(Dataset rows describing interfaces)
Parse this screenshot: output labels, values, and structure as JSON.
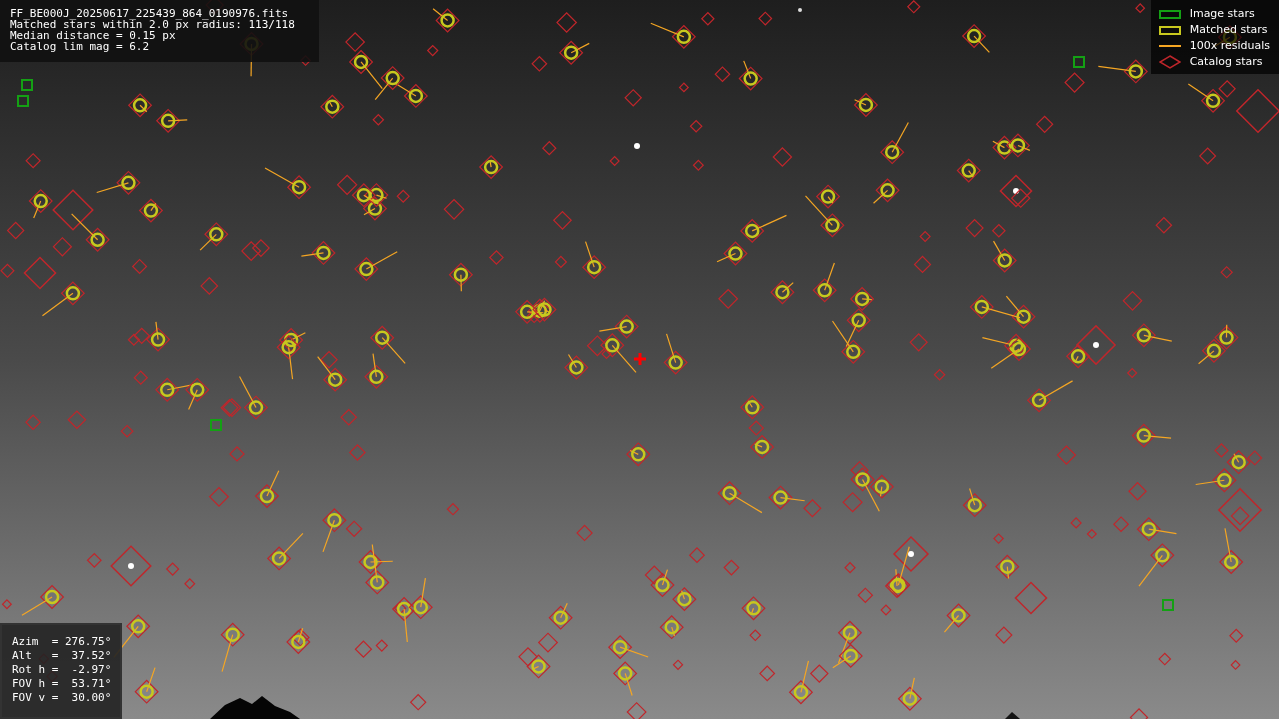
{
  "info": {
    "lines": [
      "FF_BE000J_20250617_225439_864_0190976.fits",
      "Matched stars within 2.0 px radius: 113/118",
      "Median distance = 0.15 px",
      "Catalog lim mag = 6.2"
    ]
  },
  "legend": [
    {
      "kind": "image_stars",
      "label": "Image stars"
    },
    {
      "kind": "matched_stars",
      "label": "Matched stars"
    },
    {
      "kind": "residuals",
      "label": "100x residuals"
    },
    {
      "kind": "catalog_stars",
      "label": "Catalog stars"
    }
  ],
  "pointing": {
    "lines": [
      "Azim  = 276.75°",
      "Alt   =  37.52°",
      "Rot h =  -2.97°",
      "FOV h =  53.71°",
      "FOV v =  30.00°"
    ]
  }
}
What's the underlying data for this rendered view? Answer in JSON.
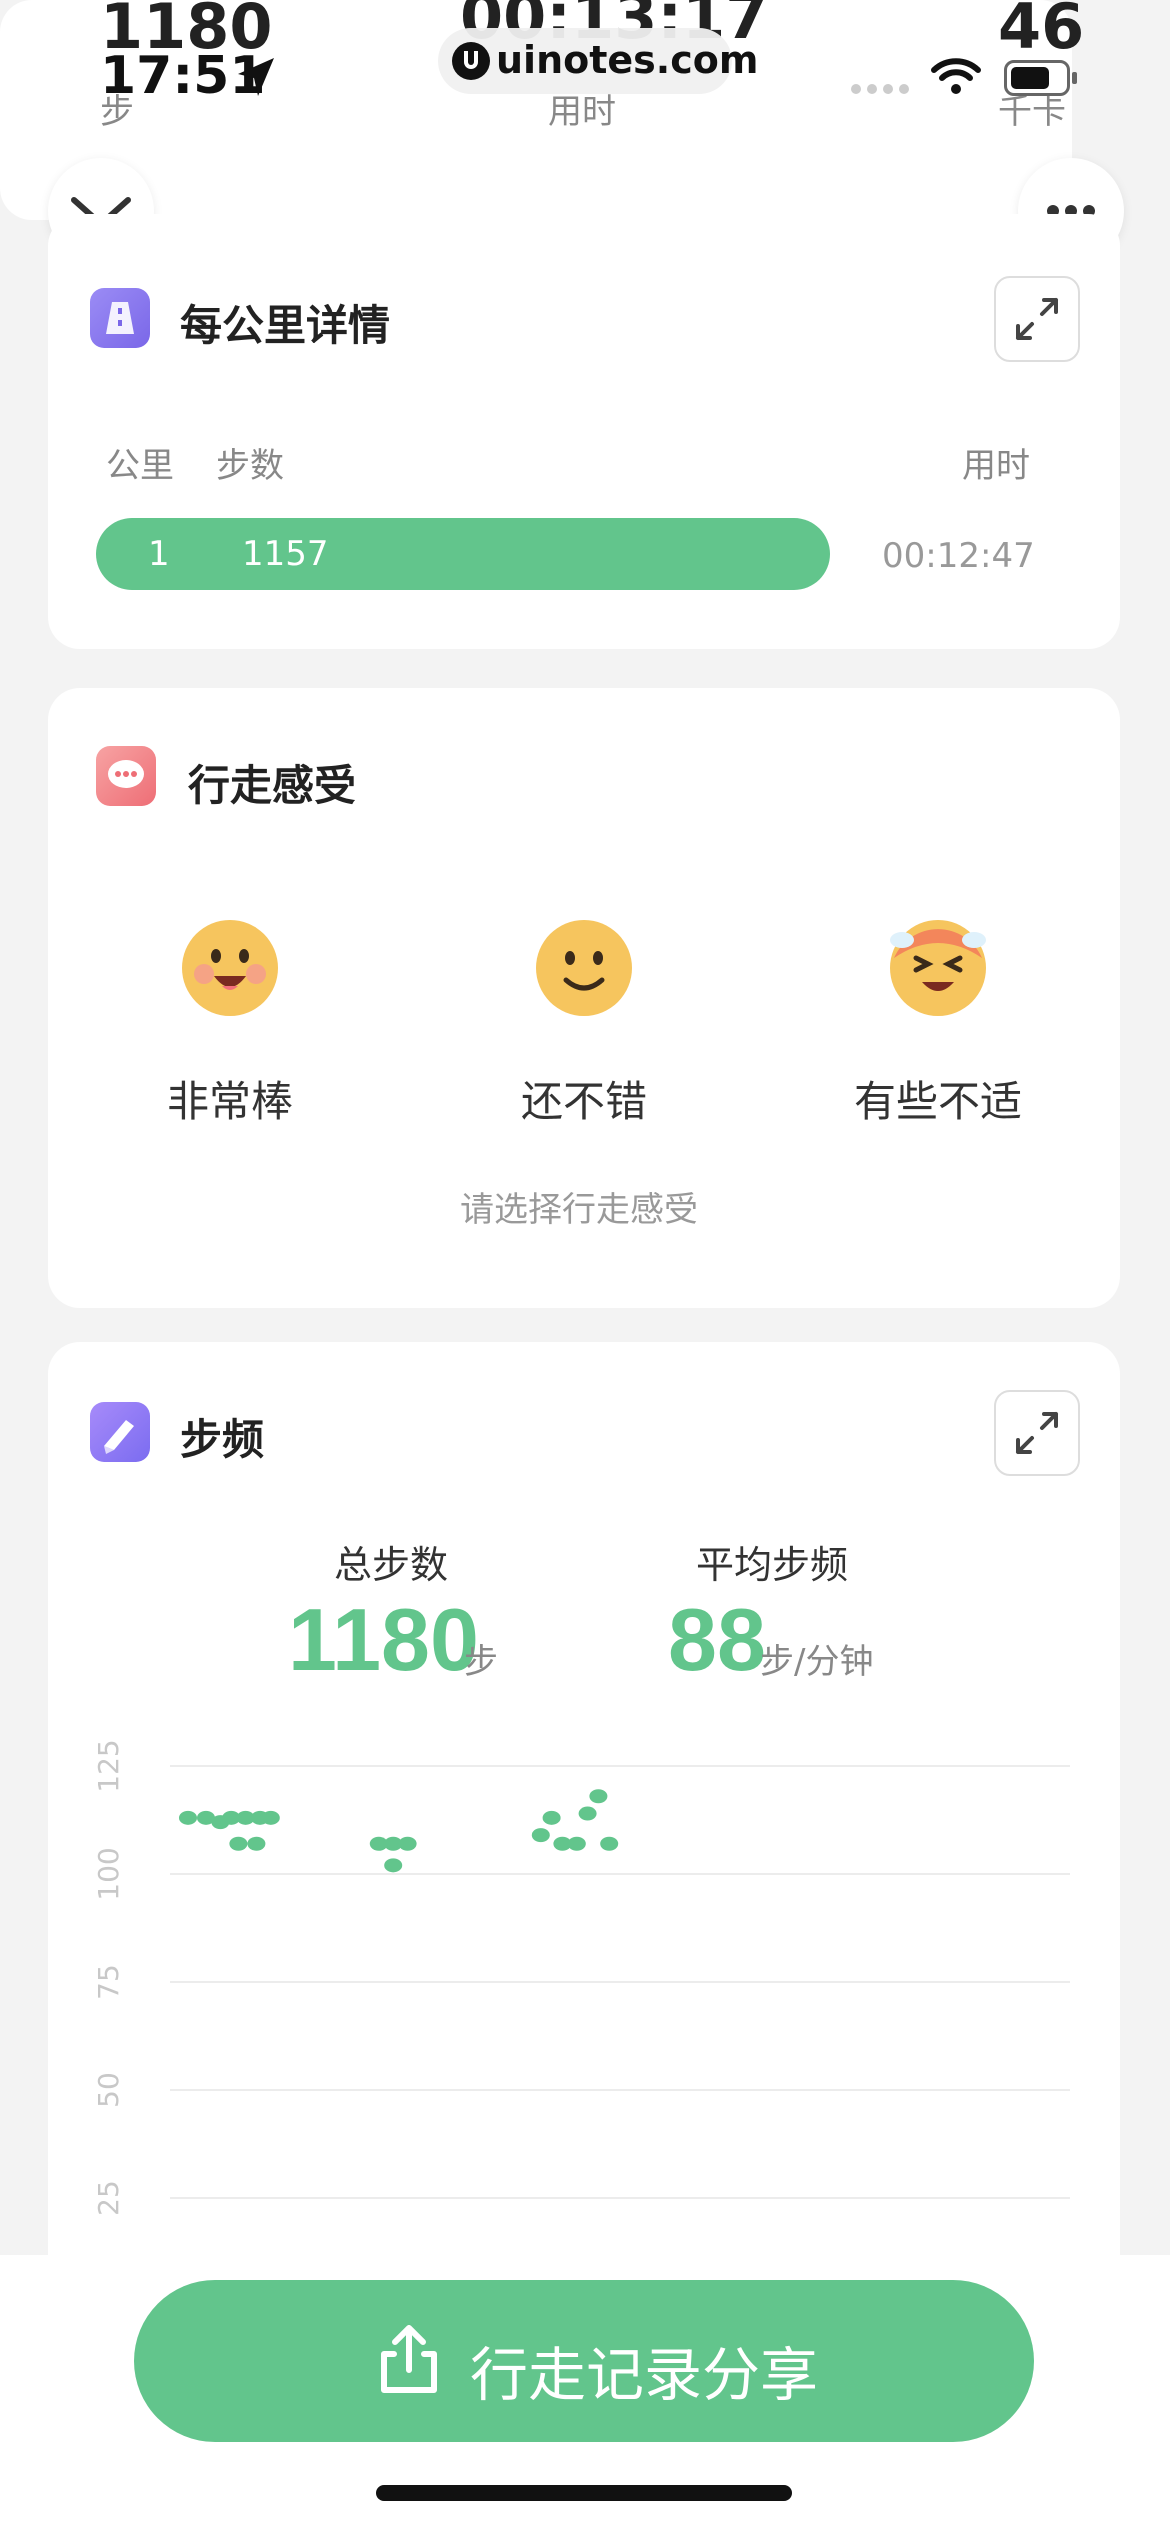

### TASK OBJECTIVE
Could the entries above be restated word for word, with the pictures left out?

### ANSWER TO THIS EXERCISE
Parse this screenshot: output labels, values, and structure as JSON.
{
  "info": {
    "lines": [
      "FF_BE000J_20250617_225439_864_0190976.fits",
      "Matched stars within 2.0 px radius: 113/118",
      "Median distance = 0.15 px",
      "Catalog lim mag = 6.2"
    ]
  },
  "legend": [
    {
      "kind": "image_stars",
      "label": "Image stars"
    },
    {
      "kind": "matched_stars",
      "label": "Matched stars"
    },
    {
      "kind": "residuals",
      "label": "100x residuals"
    },
    {
      "kind": "catalog_stars",
      "label": "Catalog stars"
    }
  ],
  "pointing": {
    "lines": [
      "Azim  = 276.75°",
      "Alt   =  37.52°",
      "Rot h =  -2.97°",
      "FOV h =  53.71°",
      "FOV v =  30.00°"
    ]
  }
}
What's the underlying data for this rendered view? Answer in JSON.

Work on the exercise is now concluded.